Bike shoes - minimal effort, maximum output
Modern bike shoes serve one main purpose: the perfect transmission of power from foot to pedal. These efficient shoes reduce the loss of energy when pedaling and the leg muscles are more efficiently put to use. This energy saving can become particularly useful on longer stretches and steep ascents to ensure the cyclist can pedal for longer and more effectively.
The principle of maximum power transmission - how does it work?
Two elements come into question when talking about optimum power transmission from bike shoe to pedal: The mechanical connection between sole and pedal and the stiffness of the sole. The connection between pedal and sole is made possible by a system, that on the one hand uses the so-called click pedals and on the other requires a bike shoe with integrated cleats. The combination of the two makes these shoes incredibly useful when pedaling uphill: This allows the cyclist to pull the pedals up from the back which lets them cycle uphill at lightening speed. The stiffness of the bike shoe sole is also an important factor. The stiffer it is, the less energy that flows through the sole and the more direct the power transmission becomes.
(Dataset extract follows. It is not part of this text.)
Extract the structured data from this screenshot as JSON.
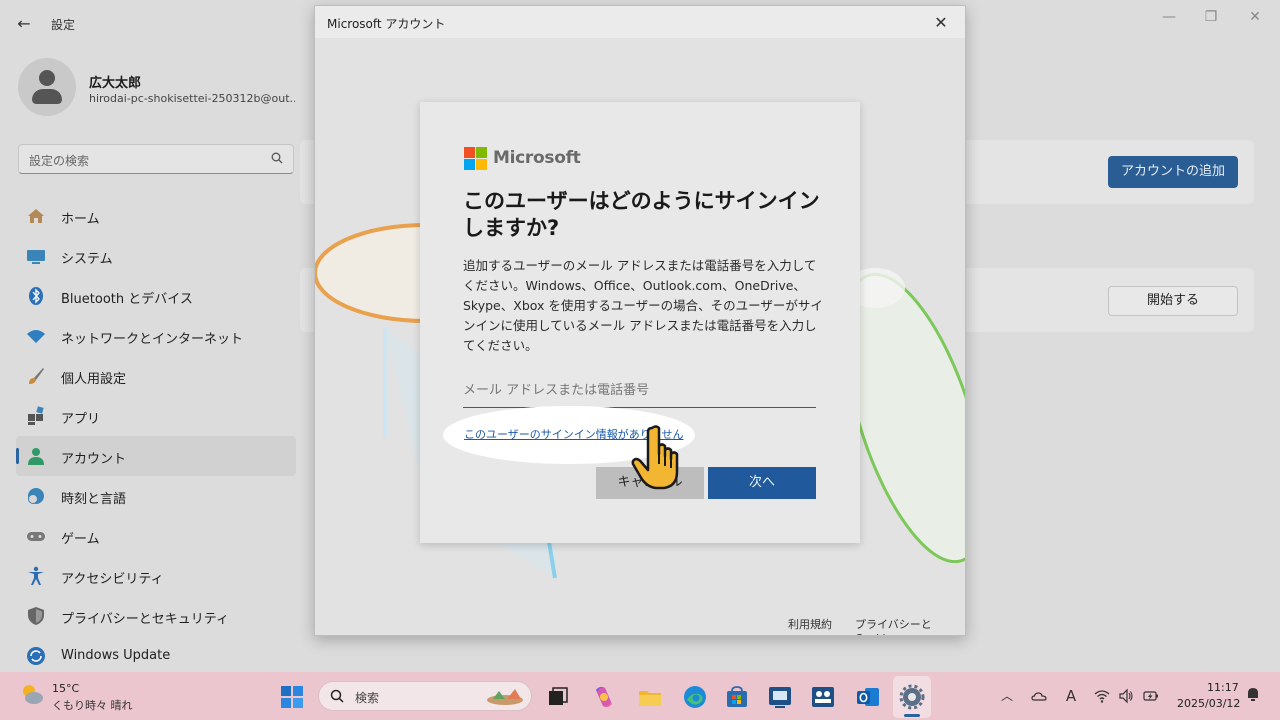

The right shoes for every recommended use
Bike shoes have a variety of different features depending on their recommended use. There are special types of shoes used for a racing bike, a mountain bike and a trekking bike. Road bike shoes have extremely stiff soles, as the aggressiveness that goes into pedaling these bikes is determined by weight. The soles tend not to have a tread, as getting off and pushing the bike is generally kept to a minimum. Mountain bike shoes prioritize either a stiff sole (racing oriented) or a sole with a tread suited to walking (all-mountain oriented) depending on your riding style. In any case, the MTB sole will always have some sort of tread that makes walking on unpaved surfaces possible.
Bike shoes for trekking tours are generally less stiff and provide a natural rolling foot movement on hike-a-bike sections in the city.
Like most types of shoes that have a sports function, bike shoes come in specific variations for both women and men. The main difference here is the fit, the look also often corresponds.
Fits like a glove
When buying bike shoes, you should - unsurprisingly - put the highest priority on a firm, good fit. If you end a long day of cycling with blisters on your heels, ankles and toes, then you most likely will not enjoy cycling for very long. The size of your bike shoes should be selected to ensure your heel is comfortably firm and the toe box should under no circumstances be too tight, to avoid pressure points. There is often the option of using an insole to adjust the shoe perfectly to your foot. The fit is also influenced by the different types of closures. Ratchet and hook and loop closures make the shoes more stiff while lace-up shoes are much more comfortable to wear.
The right overshoe for every bike shoe
An overshoe lets you wear your bike shoes in any weather conditions. Even though wind and splashing water can be quite refreshing on summer rides, it will send shivers down even the toughest cyclist's spine during the colder seasons. Depending on what you need, overshoes come in lightweight wind and/or water repellent variations for quick downhill rides on your racing bike or in a more robust shape with mus and waterproof features for muddy mountain bike trails.
What is on offer?
Numerous manufacturers have started to put their own bike shoes on the market. Giro, Sidi, Pearl Izumi, Shimano or Northwave all provide bike shoes for different uses and levels, while also offering a wide range of different sizes and fits.